Dagnabbit. This is a lot easier when youre sprawled out on the sofa in your SpongeBob jammies, mainlining peanut butter straight from the jar and washing it down with a two-liter Diet Coke.
Thats what you realize the moment youre facing the genial inquisitors from the game show Jeopardy!
For someone whose goals in life include being able to say Ill take Shakespeare for $1,000, Alex, it was an assignment too inviting to pass up. When my editor asked for a volunteer to stroll over to the Sheraton Raleigh Hotel to see what its like to try out for the show, I rang in.
If you are as full of useless information as I, youd have given it a shot, too.
I joined about 120 people from North Carolina and surrounding states whod taken an online quiz and been invited to Raleigh on Friday and Saturday to take a mock test and be interviewed.
Funny thing, though.

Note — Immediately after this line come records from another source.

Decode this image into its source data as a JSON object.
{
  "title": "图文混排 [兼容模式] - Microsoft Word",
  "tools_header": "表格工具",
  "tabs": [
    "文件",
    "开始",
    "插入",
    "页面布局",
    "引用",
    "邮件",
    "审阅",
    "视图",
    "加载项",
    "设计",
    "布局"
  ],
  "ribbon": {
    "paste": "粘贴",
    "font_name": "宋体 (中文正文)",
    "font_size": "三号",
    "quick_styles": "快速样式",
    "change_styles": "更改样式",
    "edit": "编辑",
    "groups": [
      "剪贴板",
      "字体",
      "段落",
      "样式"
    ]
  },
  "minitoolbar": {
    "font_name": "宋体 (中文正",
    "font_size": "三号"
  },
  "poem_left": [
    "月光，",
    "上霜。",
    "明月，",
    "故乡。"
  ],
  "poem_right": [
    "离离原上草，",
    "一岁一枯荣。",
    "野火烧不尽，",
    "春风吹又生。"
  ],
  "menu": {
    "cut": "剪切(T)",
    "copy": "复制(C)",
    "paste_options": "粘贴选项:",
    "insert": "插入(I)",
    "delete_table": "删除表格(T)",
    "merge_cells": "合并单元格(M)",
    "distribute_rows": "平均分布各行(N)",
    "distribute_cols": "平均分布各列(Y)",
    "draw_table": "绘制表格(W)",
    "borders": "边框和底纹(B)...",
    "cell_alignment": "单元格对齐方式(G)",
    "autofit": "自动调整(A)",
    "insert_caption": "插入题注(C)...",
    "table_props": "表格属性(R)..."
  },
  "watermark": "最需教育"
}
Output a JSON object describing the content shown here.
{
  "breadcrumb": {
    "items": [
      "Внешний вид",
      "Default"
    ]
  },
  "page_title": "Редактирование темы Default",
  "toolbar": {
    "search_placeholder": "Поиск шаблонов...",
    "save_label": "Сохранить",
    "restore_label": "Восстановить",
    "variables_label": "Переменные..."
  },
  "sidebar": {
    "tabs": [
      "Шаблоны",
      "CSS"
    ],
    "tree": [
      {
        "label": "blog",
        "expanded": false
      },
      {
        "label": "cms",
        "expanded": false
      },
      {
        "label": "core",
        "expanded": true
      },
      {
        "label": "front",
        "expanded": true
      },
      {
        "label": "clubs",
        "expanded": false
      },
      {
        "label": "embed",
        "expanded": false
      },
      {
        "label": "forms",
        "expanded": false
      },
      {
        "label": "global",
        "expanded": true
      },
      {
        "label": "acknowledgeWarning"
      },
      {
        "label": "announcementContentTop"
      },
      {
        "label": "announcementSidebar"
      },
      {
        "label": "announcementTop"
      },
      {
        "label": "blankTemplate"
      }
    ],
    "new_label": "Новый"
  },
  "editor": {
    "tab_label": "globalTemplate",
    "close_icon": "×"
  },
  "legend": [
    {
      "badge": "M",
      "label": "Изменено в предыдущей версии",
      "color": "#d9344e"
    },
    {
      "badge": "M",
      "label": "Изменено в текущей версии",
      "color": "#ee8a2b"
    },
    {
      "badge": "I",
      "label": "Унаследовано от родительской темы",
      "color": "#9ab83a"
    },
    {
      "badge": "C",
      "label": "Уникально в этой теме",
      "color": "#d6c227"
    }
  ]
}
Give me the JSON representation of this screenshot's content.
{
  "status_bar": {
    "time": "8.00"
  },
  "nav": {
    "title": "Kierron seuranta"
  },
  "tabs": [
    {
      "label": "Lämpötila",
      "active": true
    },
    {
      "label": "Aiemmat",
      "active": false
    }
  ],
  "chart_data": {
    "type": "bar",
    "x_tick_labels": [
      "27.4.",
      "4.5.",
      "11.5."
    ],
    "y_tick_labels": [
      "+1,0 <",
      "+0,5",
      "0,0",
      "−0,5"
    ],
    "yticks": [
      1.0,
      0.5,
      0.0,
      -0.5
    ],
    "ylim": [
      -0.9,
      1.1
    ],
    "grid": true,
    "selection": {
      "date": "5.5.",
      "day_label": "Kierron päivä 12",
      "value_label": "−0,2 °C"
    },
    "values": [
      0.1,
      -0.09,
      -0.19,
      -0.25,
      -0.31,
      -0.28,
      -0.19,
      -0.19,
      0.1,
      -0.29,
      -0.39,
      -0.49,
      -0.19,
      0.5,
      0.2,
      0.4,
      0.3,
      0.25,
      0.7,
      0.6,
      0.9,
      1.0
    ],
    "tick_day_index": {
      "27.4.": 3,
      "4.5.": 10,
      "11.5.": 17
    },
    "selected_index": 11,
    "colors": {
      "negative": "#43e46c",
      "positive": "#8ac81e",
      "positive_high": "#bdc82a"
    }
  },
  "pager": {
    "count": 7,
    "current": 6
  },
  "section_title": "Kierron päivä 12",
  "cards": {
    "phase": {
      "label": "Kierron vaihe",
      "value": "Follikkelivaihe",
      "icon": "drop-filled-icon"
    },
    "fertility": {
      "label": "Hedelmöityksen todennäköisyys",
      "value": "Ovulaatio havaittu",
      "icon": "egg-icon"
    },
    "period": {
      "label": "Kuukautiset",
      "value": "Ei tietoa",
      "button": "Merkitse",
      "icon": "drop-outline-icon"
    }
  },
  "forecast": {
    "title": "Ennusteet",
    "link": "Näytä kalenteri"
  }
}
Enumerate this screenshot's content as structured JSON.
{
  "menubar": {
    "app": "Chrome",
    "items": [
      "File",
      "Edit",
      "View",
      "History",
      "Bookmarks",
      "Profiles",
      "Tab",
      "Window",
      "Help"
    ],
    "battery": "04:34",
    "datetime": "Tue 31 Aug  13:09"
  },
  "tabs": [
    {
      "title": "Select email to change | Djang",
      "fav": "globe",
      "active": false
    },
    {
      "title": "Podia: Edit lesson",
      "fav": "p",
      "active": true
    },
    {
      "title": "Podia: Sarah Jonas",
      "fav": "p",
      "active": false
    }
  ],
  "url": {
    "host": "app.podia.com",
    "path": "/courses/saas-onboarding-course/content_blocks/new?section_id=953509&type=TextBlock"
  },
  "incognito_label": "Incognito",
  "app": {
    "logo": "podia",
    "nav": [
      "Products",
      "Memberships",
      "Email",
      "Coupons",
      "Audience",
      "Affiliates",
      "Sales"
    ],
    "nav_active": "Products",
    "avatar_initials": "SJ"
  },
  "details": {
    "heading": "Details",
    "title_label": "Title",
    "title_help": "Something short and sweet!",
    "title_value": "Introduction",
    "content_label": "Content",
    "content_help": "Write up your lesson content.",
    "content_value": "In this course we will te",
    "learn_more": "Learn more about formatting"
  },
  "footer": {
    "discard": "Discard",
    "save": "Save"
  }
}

You dont count on your brain being impeded by flop sweat and cottonmouth each time you try to press the little clicker and provide the correct response.
Someone OK, I once said there are two types of people in the world: those who watch Jeopardy! and those who watch Wheel of Fortune.
Jeopardy!, a game show that began in 1964, allows you to exercise your brain. Its hard to say what Wheel exercises. Maybe it stokes your sense of superiority over the intellectually unexceptional contestants who struggle despite being given clues as large as the Grand Canyon?
On Jeopardy! host Alex Trebek provides the answer and you have to give the question. For instance, if Trebek says The N.C. newspaper columnist did this when taking the quiz for Jeopardy! the correct response would be What is Choked, Alex?
And I did. I mean, how do you miss a question about your favorite author? Oy!
Trust me. When you stand there and grab ahold of that clicker, you quickly realize that just because youre a genius on your couch doesnt mean diddly when youre standing in a room facing three Jeopardy! contestant coordinators from California.
Your audience during the audition consists of about 20 other contestants quizzes and interviews were split into five sessions awaiting their turn. There is also a camera recording your interview. If that makes you nervous, just imagine what its like when youre facing the intimidating Trebek, a studio audience and cameras that will beam you into millions of living rooms and youre standing between two people who probably also know the suns surface temperature What is 10 million degrees, Alex? or what year Teddy Roosevelt got his first wisdom tooth.
Aspiring contestant Robin Devereux of Durham can imagine what its like. The only part that was nerve-wracking was the interview part, she told me after trying out. I had a lot of fun actually playing the game.
So did Kathy Fitzgerald, a weaver from Oak Island. Glenn Kagan, Jeopardy! senior coordinator, had to tell Fitzgerald, Devereux and many of the bookish, soft-spoken contestants that describes many of us at the tryout to speak up, to project our voices.
For both of the North Carolina women, this is the second time trying out, but Kagan said thats nothing to worry about: some big winners had to try more than once.
Jeopardy! is the only American television show Fitzgerald and her husband watch, she said. He comes up with the more bizarre answers. Im constantly asking him How do you know that? Together, we make one good brain.
Trying out for Jeopardy! can turn even a good brain into mofongo. It is a humbling experience, one that teaches you that youre not as smart as you think you are. That doesnt mean I wont take the test to appear on the show: I will.
Only next time, Ill ask Alex whether I can wear my lucky SpongeBob jammies.